|Title||The role of n-3 PUFA-derived fatty acid derivatives and their oxygenated metabolites in the modulation of inflammation|
|Author(s)||Bus, Ian de; Witkamp, Renger; Zuilhof, Han; Albada, Bauke; Balvers, Michiel|
|Source||Prostaglandins and Other Lipid Mediators 144 (2019). - ISSN 1098-8823|
Nutritional Biology and Health
|Publication type||Refereed Article in a scientific journal|
|Availibility||Full text available from 2020-10-01|
|Keyword(s)||Chemical probes - Endocannabinoid - Inflammation - Oxygenation - PUFA|
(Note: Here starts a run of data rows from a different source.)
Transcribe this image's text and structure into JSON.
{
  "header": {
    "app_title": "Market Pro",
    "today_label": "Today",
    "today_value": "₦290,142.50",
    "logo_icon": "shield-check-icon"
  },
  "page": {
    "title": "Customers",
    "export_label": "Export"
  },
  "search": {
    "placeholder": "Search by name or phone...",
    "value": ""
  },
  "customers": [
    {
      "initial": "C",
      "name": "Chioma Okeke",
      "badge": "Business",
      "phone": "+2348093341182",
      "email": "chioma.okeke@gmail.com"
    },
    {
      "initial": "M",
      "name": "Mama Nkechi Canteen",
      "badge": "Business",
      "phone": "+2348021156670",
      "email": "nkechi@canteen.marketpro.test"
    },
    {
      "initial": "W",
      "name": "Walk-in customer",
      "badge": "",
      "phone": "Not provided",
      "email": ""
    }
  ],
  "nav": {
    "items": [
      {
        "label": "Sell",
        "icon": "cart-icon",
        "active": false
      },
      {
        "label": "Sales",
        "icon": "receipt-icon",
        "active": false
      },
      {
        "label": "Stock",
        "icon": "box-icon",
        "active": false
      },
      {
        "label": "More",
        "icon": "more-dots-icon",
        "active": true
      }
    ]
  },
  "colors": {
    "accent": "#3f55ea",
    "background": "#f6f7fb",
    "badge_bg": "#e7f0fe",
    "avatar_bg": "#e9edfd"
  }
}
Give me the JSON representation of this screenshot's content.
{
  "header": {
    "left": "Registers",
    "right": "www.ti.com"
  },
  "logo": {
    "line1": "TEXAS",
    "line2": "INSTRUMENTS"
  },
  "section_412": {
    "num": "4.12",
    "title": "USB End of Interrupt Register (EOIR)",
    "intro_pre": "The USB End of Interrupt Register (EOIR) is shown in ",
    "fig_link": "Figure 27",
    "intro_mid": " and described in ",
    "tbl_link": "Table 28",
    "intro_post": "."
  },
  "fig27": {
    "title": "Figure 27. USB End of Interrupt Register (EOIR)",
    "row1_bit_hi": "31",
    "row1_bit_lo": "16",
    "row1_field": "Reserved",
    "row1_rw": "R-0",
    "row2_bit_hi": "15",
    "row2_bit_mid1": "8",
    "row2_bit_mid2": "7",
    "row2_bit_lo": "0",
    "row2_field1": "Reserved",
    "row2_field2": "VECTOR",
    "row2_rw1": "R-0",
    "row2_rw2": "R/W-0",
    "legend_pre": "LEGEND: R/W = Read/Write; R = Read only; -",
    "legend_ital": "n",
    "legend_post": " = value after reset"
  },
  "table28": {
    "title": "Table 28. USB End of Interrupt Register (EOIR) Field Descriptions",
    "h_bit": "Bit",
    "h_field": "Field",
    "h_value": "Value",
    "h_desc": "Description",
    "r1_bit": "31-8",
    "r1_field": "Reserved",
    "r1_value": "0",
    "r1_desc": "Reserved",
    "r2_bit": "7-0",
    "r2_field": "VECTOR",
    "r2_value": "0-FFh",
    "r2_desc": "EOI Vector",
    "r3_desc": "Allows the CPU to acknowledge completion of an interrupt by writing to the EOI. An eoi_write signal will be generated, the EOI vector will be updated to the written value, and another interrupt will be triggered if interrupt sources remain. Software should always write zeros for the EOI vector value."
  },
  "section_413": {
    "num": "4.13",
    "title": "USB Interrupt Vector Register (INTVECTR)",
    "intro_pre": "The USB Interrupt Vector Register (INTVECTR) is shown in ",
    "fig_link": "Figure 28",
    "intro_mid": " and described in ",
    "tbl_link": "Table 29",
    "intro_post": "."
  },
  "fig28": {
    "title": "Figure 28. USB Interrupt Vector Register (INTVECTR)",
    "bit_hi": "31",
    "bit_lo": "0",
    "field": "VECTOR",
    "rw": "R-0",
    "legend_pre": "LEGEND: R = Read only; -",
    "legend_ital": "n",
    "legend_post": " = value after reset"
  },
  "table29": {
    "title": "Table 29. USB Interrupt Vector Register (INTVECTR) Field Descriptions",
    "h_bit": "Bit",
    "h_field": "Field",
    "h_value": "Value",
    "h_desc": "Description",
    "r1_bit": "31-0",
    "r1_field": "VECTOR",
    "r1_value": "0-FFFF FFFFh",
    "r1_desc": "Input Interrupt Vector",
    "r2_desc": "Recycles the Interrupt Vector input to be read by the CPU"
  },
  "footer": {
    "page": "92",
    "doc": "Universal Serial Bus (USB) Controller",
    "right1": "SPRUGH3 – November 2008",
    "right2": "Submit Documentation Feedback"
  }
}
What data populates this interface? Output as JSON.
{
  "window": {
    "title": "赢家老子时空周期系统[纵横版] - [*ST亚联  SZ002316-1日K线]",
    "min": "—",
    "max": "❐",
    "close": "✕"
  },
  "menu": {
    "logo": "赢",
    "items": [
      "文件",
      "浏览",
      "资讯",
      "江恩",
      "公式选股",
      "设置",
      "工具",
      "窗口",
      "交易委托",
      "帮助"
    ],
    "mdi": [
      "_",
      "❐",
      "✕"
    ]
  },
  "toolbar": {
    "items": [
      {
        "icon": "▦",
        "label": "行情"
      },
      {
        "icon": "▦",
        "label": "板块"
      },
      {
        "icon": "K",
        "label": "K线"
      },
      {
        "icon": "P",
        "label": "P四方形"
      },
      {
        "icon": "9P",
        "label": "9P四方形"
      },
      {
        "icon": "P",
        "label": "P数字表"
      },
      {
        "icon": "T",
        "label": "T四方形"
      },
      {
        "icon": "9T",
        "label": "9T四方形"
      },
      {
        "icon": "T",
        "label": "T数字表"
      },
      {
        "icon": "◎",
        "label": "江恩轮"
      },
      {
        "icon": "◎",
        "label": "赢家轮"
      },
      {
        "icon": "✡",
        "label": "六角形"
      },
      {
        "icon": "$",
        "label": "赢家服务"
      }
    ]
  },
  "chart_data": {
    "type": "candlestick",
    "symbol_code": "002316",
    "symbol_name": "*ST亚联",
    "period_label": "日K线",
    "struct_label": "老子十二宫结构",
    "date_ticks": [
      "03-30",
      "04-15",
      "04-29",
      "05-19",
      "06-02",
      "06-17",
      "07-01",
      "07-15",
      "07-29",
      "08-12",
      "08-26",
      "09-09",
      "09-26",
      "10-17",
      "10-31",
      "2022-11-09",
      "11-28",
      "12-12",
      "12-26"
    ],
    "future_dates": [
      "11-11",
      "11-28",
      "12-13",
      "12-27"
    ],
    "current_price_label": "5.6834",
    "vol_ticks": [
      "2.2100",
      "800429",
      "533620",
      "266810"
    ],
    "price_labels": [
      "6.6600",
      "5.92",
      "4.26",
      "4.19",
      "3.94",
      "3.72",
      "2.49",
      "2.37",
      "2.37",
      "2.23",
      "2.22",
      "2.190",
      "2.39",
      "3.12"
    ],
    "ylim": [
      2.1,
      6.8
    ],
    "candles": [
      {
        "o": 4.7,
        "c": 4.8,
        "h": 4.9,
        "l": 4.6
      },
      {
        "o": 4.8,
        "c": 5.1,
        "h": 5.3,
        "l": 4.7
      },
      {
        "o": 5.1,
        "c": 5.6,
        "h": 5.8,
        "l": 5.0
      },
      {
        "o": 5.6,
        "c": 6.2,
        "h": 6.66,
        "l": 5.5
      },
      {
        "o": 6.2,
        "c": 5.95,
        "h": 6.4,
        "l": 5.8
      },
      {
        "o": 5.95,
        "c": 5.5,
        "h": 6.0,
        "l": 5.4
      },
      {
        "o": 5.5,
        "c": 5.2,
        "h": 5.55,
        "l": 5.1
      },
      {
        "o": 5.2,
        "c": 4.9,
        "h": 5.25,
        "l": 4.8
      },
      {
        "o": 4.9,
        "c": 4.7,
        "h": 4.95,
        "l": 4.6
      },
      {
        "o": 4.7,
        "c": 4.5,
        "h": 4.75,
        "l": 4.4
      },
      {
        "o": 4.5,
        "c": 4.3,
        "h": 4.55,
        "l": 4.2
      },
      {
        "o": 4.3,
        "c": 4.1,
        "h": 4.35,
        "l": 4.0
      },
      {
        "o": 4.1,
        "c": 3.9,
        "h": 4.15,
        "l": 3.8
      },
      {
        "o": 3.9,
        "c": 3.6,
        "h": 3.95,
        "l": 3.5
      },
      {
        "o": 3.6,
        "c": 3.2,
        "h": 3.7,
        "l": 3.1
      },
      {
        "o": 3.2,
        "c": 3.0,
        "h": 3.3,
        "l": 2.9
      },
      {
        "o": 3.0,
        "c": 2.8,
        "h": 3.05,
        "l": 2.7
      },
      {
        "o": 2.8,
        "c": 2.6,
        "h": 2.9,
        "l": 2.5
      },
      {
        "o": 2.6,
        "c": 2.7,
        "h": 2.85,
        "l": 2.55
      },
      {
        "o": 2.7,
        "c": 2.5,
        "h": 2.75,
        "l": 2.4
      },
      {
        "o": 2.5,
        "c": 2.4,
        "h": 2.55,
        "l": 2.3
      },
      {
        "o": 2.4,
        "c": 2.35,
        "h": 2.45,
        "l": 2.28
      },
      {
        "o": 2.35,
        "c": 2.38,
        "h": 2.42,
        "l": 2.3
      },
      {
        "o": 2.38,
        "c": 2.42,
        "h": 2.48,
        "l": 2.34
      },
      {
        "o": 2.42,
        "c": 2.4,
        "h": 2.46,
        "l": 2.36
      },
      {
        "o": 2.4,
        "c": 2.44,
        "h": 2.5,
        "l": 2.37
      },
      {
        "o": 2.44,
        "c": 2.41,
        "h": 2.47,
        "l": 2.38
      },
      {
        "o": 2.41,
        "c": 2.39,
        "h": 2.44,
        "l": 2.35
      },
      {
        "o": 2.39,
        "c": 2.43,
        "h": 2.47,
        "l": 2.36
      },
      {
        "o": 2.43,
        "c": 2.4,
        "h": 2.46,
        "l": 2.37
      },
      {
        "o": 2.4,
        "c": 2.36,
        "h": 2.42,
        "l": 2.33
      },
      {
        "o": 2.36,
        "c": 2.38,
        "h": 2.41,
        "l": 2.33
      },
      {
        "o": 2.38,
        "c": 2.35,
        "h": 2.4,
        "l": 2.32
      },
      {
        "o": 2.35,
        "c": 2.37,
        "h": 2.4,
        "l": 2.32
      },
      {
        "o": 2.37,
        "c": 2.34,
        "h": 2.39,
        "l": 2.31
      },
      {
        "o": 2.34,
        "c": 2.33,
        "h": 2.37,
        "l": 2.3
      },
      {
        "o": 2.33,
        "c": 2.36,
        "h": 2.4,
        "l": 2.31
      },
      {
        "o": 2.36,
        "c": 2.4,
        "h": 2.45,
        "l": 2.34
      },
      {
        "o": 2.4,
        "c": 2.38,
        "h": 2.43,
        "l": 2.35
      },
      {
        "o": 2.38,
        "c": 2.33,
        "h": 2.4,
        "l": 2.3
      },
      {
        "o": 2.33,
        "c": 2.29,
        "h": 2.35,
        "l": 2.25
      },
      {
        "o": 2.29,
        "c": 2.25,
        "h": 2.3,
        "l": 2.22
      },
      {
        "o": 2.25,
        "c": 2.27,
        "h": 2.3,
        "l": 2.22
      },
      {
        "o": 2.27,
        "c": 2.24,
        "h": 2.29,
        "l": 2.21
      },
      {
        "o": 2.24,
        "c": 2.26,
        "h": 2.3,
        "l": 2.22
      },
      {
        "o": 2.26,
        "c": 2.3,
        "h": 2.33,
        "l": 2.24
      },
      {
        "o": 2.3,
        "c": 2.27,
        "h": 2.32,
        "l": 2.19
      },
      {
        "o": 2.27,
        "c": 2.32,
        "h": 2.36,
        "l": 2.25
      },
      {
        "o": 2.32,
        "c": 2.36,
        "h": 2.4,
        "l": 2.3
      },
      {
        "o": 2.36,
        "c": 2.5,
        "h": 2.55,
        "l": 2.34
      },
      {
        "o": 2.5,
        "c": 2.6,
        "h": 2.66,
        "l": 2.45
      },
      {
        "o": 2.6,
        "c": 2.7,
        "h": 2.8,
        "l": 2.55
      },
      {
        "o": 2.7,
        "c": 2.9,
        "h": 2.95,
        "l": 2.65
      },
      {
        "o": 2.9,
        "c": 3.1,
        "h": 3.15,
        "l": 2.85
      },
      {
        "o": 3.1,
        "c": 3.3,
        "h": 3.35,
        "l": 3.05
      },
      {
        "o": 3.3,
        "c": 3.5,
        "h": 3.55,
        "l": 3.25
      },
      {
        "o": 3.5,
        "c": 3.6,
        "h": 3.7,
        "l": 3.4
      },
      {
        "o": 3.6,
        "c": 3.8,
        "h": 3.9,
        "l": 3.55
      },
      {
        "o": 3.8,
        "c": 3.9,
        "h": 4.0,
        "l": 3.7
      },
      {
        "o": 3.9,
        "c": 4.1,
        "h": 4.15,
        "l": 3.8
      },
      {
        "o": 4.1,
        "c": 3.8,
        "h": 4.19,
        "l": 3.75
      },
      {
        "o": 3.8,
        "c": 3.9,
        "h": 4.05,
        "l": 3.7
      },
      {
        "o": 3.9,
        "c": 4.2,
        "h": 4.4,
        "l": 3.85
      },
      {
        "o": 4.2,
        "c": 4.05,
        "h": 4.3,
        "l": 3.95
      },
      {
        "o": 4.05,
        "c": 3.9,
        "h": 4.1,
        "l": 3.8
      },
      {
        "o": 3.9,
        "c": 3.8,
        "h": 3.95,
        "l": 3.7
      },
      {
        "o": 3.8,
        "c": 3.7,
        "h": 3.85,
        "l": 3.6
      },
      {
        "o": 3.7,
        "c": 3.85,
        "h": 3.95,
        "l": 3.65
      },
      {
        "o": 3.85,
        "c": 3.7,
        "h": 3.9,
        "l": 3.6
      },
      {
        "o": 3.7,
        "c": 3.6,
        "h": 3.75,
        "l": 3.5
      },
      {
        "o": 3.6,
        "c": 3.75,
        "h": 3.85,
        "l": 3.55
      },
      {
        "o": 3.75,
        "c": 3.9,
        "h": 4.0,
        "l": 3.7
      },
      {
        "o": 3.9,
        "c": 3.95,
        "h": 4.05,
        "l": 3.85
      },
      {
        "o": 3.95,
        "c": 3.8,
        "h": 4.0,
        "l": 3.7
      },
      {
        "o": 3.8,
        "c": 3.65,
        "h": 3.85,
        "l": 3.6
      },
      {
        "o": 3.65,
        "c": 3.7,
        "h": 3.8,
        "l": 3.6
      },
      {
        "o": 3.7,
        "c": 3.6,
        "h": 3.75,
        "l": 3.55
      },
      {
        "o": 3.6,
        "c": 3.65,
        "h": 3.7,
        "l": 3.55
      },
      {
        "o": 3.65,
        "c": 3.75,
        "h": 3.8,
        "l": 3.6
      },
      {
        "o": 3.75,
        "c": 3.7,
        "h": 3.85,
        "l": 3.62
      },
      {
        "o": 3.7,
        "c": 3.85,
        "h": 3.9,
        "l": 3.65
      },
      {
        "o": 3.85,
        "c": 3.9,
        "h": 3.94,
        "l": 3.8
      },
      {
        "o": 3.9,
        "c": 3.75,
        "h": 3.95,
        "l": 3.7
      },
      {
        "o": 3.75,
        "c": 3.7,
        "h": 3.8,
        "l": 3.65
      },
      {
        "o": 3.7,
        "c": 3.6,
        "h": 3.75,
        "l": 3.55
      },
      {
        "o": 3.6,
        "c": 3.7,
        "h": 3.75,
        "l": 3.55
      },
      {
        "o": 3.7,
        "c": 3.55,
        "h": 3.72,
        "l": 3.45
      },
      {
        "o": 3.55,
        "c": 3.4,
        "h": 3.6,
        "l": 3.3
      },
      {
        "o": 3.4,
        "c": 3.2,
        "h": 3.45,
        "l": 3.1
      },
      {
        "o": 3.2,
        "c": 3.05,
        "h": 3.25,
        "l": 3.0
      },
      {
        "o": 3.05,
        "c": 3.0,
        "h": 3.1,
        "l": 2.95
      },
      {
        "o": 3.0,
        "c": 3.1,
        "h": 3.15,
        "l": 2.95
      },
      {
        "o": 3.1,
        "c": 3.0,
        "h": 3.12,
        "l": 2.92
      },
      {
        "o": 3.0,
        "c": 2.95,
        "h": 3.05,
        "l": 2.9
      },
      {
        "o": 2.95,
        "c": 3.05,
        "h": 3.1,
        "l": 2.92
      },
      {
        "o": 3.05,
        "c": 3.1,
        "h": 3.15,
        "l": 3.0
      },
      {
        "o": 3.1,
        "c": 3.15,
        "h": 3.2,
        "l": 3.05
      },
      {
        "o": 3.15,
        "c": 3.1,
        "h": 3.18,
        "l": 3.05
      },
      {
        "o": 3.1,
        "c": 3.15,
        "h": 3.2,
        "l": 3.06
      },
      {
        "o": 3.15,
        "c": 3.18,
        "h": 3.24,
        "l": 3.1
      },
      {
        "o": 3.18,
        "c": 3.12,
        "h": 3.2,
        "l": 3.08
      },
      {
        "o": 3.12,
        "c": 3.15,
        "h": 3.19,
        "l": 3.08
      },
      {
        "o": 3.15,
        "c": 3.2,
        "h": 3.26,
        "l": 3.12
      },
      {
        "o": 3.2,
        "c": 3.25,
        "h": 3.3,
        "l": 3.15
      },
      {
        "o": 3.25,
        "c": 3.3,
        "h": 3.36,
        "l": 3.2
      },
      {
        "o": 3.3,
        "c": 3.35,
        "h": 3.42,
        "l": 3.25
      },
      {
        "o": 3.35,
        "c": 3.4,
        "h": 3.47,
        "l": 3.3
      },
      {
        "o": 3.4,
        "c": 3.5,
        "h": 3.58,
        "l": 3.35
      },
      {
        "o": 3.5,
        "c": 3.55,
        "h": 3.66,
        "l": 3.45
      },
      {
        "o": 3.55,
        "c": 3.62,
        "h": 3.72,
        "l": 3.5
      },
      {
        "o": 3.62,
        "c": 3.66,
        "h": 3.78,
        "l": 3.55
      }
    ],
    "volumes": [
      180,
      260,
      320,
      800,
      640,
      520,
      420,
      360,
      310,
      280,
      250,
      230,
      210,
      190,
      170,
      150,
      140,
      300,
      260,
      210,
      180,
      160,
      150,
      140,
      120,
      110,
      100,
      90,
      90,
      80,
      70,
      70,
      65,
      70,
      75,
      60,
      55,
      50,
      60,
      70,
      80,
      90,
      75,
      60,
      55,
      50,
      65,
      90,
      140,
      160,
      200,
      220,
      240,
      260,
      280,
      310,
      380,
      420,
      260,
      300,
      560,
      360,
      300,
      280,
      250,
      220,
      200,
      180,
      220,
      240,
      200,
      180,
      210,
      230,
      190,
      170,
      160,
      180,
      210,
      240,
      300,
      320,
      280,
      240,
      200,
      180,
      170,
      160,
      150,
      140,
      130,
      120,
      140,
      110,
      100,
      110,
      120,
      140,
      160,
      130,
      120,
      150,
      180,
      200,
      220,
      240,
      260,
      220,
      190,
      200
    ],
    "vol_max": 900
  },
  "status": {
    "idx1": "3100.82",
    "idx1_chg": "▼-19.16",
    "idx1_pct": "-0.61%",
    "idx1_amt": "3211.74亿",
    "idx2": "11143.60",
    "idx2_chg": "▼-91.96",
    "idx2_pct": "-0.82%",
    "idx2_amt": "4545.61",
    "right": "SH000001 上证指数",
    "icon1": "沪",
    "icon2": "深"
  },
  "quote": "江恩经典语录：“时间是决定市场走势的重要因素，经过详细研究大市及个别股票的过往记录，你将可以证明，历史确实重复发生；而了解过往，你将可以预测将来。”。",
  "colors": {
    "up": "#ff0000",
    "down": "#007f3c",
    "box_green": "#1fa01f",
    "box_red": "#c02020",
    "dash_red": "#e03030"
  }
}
Notwithstanding the ongoing debate on their full potential in health and disease, there is general consensus that n-3 PUFAs play important physiological roles. Increasing dietary n-3 PUFA intake results in increased DHA and EPA content in cell membranes as well as an increase in n-3 derived oxylipin and -endocannabinoid concentrations, like fatty acid amides and glycerol-esters. These shifts are believed to (partly) explain the pharmacological and anti-inflammatory effects of n-3 PUFAs. Recent studies discovered that n-3 PUFA-derived endocannabinoids can be further metabolized by the oxidative enzymes CYP-450, LOX and COX, similar to the n-6 derived endocannabinoids. Interestingly, these oxidized n-3 PUFA derived endocannabinoids of eicosapentaenoyl ethanolamide (EPEA) and docosahexaenoyl ethanolamide (DHEA) have higher anti-inflammatory and anti-proliferative potential than their precursors. In this review, an overview of recently discovered n-3 PUFA derived endocannabinoids and their metabolites is provided. In addition, the use of chemical probes will be presented as a promising technique to study the n-3 PUFA and n-3 PUFA metabolism within the field of lipid biochemistry.